→ **AVAILABLE DATA**
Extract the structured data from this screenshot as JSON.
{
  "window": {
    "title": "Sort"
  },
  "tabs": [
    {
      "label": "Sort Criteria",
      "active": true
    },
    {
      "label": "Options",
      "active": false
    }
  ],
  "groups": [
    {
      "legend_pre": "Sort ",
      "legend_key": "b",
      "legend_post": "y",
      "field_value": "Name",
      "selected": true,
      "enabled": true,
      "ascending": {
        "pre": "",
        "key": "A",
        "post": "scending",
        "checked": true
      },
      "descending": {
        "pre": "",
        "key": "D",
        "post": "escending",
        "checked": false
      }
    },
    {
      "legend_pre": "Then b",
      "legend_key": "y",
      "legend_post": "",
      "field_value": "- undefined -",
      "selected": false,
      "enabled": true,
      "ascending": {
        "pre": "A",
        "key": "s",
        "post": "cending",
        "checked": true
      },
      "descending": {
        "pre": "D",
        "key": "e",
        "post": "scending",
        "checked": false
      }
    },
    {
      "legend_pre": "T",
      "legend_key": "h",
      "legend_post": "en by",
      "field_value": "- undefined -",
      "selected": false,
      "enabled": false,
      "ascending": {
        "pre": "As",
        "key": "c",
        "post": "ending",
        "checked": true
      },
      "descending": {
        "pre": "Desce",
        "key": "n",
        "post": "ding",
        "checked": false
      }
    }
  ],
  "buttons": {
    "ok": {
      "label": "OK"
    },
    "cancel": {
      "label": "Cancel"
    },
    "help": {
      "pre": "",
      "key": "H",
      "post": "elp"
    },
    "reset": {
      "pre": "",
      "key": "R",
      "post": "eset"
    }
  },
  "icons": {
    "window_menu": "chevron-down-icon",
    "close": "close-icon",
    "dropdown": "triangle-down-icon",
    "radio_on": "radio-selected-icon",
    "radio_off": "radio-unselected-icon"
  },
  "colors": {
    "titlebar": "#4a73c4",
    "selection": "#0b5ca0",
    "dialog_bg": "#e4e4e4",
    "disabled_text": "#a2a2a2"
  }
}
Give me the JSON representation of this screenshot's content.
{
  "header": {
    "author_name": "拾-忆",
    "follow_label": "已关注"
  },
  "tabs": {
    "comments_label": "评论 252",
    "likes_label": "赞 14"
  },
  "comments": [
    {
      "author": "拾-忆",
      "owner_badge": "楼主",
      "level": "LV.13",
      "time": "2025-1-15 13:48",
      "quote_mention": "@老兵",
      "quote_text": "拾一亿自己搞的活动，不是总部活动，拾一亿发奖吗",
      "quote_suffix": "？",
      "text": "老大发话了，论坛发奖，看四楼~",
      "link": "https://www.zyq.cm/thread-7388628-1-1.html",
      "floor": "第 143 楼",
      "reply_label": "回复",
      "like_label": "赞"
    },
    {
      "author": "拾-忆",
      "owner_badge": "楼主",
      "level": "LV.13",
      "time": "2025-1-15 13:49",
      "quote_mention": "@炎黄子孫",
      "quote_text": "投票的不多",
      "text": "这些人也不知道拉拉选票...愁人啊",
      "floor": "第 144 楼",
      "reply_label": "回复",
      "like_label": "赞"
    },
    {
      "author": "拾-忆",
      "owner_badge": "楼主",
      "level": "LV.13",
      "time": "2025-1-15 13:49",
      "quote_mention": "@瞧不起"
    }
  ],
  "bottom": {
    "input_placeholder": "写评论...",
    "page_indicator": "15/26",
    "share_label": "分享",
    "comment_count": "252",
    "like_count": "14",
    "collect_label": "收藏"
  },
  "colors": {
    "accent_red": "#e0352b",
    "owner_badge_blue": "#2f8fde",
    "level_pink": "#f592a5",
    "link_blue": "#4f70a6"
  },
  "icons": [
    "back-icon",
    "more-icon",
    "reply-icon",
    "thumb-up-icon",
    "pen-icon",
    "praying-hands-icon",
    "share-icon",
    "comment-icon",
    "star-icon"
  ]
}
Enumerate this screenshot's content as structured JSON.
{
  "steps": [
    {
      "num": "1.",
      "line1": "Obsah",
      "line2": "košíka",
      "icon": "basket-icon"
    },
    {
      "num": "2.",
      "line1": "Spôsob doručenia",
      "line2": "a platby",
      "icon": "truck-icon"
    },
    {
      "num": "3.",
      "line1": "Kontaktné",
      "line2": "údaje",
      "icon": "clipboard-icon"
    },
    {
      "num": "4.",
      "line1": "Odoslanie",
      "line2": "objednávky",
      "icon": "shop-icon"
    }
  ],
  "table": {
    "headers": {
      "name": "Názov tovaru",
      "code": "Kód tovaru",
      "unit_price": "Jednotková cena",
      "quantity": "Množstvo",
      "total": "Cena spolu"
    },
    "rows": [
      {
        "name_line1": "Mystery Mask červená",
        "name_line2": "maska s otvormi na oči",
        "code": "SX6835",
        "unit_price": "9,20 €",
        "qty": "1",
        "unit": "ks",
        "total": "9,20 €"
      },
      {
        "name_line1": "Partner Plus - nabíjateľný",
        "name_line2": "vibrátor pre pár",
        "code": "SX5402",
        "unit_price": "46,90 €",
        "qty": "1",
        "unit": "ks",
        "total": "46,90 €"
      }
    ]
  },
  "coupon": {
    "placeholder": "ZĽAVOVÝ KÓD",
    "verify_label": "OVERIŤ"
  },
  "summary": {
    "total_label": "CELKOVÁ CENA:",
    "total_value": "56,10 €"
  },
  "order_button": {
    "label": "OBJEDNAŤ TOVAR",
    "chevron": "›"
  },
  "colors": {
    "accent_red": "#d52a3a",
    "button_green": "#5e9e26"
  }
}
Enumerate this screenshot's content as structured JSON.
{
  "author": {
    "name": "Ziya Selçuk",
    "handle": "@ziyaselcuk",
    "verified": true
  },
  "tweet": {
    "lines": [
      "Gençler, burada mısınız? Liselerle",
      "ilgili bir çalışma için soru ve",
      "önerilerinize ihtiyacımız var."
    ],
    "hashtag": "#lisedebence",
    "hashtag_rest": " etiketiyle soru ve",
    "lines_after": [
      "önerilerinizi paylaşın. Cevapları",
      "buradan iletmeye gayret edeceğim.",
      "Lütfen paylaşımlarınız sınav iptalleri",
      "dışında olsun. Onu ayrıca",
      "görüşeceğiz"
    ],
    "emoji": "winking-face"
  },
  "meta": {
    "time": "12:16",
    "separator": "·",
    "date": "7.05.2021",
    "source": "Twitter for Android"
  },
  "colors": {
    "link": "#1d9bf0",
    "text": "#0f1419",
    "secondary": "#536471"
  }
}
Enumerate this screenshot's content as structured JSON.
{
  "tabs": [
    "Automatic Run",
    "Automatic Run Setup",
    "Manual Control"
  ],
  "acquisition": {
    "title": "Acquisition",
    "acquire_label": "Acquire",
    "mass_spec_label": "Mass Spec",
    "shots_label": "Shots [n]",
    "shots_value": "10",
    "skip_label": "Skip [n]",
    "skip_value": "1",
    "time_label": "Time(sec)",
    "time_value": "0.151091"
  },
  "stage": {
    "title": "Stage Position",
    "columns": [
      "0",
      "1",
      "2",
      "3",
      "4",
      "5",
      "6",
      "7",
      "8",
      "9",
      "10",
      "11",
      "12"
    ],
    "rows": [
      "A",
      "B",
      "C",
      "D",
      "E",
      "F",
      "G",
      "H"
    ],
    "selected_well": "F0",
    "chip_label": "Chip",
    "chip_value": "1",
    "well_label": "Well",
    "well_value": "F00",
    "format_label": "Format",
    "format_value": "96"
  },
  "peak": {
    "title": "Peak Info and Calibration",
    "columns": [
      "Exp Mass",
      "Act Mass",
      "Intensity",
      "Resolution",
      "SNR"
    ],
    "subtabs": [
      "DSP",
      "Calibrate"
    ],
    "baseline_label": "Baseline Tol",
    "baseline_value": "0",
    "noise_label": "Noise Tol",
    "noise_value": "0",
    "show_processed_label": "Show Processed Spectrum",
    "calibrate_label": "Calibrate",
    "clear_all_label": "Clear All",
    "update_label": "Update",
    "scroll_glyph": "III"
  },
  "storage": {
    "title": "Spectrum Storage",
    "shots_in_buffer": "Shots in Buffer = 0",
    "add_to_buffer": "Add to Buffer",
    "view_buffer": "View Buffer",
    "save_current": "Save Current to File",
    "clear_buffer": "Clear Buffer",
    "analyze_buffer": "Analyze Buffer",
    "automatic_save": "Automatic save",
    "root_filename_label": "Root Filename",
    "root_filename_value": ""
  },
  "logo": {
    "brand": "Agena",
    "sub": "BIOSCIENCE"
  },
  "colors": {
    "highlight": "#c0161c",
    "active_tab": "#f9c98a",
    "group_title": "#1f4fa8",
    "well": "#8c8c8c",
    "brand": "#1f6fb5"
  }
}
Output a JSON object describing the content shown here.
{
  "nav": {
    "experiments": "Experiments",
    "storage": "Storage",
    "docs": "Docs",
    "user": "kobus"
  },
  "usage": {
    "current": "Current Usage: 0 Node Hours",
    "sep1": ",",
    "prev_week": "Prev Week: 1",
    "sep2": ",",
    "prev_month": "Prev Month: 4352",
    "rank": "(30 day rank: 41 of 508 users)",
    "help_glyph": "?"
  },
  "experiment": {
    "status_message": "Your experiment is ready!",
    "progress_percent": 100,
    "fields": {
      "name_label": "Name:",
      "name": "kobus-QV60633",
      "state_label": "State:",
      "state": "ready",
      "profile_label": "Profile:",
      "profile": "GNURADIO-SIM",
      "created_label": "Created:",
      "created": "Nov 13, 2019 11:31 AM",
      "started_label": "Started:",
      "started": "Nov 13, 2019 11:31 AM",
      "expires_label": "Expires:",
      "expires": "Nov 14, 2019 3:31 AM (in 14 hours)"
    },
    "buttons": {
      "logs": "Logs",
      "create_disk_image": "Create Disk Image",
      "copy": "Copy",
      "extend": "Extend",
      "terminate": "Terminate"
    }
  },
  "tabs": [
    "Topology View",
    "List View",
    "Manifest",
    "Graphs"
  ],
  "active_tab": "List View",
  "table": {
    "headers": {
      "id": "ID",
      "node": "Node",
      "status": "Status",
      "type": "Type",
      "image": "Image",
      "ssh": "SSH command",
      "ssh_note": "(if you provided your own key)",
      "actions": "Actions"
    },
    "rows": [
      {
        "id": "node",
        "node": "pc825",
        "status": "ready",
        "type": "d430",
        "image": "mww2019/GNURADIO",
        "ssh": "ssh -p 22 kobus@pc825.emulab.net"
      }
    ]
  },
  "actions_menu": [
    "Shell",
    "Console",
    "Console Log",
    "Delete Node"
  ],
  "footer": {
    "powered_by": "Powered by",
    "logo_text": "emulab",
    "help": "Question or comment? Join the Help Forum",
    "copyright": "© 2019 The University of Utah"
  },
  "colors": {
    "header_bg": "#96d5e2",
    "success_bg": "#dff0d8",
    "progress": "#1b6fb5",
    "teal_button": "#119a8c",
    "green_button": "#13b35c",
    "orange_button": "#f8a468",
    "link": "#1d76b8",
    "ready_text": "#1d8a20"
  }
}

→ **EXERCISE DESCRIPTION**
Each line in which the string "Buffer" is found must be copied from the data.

→ **ANSWER SPACE**
    "shots_in_buffer": "Shots in Buffer = 0",
    "add_to_buffer": "Add to Buffer",
    "view_buffer": "View Buffer",
    "clear_buffer": "Clear Buffer",
    "analyze_buffer": "Analyze Buffer",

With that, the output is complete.